In the modern age of fast progress it’s easy to forget there’s a first time for everything. Things we now take for granted like the simple act of taking a photo, calling someone on the phone, or even using toilet paper used to be a big deal for someone. A few decades ago video-chatting was a thing you could only see in sci-fi movies and a few centuries ago no one could imagine a world filled with planes, cars, and space rockets. We are surrounded by wonders of technological and scientific progress, and it’s about time we took a step back and reviewed the most prominent first times in human history. Some of the inventions are younger than you think!
It’s hard to imagine Apple tech looking anything but cutting-edge, but back in 1976 this was the look that helped Steve Jobs secure the deal with the Byte Shop. Built by Steve Wozniak, Apple I was the first ever desktop computer presented to the public. Its cost was set to $666.66 because Wozniak was into ‘repeating digits’.
Cell phone that changed everything
If you think your new smartphone is bulky, take a look at this sturdy fella that weighed more than 1 kg, working for no more than 30 minutes at a time. Yep, you wouldn’t take this little gadget on your morning run, that’s for sure. Martin Cooper, an engineer working for Motorola, created the first ever cell phone in 1973 and made the first call to taunt their rival company. This mobile phone took 10 hours to charge!
The oldest selfie
It seems that people have had a thing for selfies since the dawn of times. The word itself may be just 16 years old, but the first ever selfie was taken way before that. Back in 1839, Robert Cornelius, a chemist by day and a photographer by night, had to pose for a whole minute without moving to create the shot in the store owned by his parents.
Holy vending machine
Hero of Alexandria, a famous Greek engineer, was responsible for a number of ‘cutting-edge’ devices around the first century A.D. He was bent on creating all kinds of automatic mechanisms, so no wonder he came up with his very own ancient version of a vending machine. Using a lever system that was activated by a coin, the machine distributed holy water in the temples of Greece. It turned out some people were greedier than others when it came to holy water, so the engineer decided to control the process.

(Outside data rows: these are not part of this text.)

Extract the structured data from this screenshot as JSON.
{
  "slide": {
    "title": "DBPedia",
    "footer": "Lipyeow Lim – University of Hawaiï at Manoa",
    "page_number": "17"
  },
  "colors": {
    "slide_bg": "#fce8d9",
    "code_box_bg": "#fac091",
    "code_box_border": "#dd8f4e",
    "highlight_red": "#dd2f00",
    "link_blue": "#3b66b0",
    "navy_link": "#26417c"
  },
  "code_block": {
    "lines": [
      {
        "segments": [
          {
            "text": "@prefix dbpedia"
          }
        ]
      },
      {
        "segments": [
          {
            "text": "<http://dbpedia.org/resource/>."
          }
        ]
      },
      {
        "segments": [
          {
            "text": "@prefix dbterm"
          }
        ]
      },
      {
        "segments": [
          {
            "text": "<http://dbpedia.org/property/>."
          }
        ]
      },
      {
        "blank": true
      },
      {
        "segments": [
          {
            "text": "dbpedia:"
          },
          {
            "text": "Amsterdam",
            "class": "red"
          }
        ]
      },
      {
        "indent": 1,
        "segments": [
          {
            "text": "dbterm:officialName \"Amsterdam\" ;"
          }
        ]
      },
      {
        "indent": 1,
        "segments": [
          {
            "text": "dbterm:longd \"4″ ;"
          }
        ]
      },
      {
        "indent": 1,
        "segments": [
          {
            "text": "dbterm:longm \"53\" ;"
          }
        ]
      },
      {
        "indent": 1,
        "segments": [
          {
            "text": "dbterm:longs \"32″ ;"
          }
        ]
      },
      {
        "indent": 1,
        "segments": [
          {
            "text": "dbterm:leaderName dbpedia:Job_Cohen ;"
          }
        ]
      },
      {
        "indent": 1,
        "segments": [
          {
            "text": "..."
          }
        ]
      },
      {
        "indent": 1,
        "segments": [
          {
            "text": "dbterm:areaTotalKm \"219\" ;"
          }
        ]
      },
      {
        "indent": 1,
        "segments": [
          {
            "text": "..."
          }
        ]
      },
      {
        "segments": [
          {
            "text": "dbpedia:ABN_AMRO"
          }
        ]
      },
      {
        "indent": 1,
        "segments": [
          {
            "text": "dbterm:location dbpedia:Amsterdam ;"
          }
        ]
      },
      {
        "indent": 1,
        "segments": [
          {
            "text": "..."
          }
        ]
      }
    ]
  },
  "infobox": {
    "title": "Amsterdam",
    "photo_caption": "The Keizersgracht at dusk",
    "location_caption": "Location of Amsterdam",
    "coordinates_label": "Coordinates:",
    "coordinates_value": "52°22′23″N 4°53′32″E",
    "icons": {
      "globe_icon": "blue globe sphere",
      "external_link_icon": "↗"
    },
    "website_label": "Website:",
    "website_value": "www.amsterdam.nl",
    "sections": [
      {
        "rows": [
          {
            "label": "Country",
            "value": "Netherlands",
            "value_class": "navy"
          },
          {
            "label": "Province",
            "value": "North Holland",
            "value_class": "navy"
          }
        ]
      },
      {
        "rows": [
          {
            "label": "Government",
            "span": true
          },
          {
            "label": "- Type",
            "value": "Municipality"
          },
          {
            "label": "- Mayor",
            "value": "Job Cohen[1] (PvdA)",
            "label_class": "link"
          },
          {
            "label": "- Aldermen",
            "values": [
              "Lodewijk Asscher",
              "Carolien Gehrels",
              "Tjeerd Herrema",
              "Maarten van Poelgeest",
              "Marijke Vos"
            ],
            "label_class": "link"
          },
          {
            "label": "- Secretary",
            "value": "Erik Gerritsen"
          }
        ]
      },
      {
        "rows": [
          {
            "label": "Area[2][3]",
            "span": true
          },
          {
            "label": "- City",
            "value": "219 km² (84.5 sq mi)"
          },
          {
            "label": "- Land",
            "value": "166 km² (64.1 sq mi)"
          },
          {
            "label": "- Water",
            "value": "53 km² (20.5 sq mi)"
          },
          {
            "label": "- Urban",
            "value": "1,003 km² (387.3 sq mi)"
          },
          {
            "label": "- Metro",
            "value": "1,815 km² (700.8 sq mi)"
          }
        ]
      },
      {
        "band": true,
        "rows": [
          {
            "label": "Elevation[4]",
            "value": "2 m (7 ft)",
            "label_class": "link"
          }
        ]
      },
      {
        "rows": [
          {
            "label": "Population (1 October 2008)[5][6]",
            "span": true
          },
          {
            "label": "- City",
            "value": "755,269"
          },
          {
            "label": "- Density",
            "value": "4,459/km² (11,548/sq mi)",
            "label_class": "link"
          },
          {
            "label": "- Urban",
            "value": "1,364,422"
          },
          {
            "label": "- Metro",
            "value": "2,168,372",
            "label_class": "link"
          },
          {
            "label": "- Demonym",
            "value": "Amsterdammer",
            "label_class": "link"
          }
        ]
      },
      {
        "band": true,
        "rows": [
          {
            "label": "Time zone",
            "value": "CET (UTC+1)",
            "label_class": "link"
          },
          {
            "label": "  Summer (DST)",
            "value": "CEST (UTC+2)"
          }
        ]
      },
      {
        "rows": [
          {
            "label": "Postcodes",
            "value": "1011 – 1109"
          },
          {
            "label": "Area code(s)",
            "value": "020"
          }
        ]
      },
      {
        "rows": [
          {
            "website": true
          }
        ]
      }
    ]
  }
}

As soon as people figured out how to take pictures they started exploring the world surrounding them. It’s only natural that a spectacular phenomenon like lighting would get special attention. Photographer William Jennings wanted to explore lightning and find out whether it really was of a zig-zag form, thus, taking this memorable photo in 1882.